Ultimately, the two — more than 20 years separating the elder Bielucki, who’s in his early 50s, from 1986-born Prifti — became friends talking at some of the antique truck shows and other times their paths crossed.
Prifti told me a bit of the story behind the classic 359, with origins in Pennsylvania.
As for Bielucki, regular readers may well recall his tour through the sleep apnea engine — I wrote about Bielucki’s proactive step ahead of implementation of the National Registry of Certified Medical Examiners several years back. At that time, as he discovered through work with a sleep doc, he was in fact experiencing apnea and entered into CPAP treatment and focused on losing weight in hopes of mitigating the condition.

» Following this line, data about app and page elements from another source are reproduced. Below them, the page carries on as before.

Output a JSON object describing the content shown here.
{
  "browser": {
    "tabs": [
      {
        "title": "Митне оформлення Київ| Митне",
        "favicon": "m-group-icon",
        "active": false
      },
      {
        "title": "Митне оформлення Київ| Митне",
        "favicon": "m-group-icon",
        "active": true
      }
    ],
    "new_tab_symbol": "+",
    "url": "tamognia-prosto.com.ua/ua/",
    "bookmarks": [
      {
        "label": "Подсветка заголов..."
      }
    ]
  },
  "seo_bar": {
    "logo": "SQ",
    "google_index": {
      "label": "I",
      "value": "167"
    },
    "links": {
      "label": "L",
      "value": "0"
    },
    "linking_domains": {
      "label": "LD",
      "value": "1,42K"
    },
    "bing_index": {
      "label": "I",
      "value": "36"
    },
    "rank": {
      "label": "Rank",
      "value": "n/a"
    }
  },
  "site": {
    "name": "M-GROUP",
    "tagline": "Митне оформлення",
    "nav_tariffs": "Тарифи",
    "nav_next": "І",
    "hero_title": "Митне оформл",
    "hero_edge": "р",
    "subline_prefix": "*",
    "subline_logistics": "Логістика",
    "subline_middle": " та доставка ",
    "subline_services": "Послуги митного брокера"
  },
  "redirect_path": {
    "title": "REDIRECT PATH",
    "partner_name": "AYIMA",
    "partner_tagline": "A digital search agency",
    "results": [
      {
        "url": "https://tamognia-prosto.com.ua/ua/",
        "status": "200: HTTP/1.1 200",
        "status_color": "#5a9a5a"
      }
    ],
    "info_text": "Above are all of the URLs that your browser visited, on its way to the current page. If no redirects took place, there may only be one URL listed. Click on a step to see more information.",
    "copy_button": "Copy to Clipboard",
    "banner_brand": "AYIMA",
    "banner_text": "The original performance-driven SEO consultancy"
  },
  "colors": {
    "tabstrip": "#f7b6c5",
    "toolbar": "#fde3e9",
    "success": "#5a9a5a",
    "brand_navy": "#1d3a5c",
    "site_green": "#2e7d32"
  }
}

After later getting on a one-year re-up of his medical certification, often the reality for CDL holders who are using CPAP machines to treat apnea, Bielucki continued his efforts to lose weight to the point that, today, he says, he uses the machine no longer and is back to a two-year certification.
All of which proves, of course, it can be done, and his is not the only such story I’ve heard over the years.
Bielucki also got some good news in what “has been a weird year” for his flatbed business, he says, what with steel tariff announcements and implementation and ongoing shifts in freight patterns with steel coming into the Northeast from foreign and domestic mills, the latter of which Bielucki says have been churning out steel and moving it by rail and, soon for him, by barge. Some of those domestic mills — he spoke of one in particular in the Southeast — are getting “burned on the rail” costs and, next week, “the first barge is coming in with 75 loads,” ultimately bound for a facility to which he hauls.
Incoming copper, too, is moving to the water ultimately bound for a wire mill he says is cranking back up in his area, after scant activity since the 2008 crash. He may be trucking some of that from the New Haven port in the near future, too, he says.
As always, the times they just keep on a’changin’, eh?
A lot stays the same. On that note, here’s a final shot of Prifti’s rig:
Stay safe out there …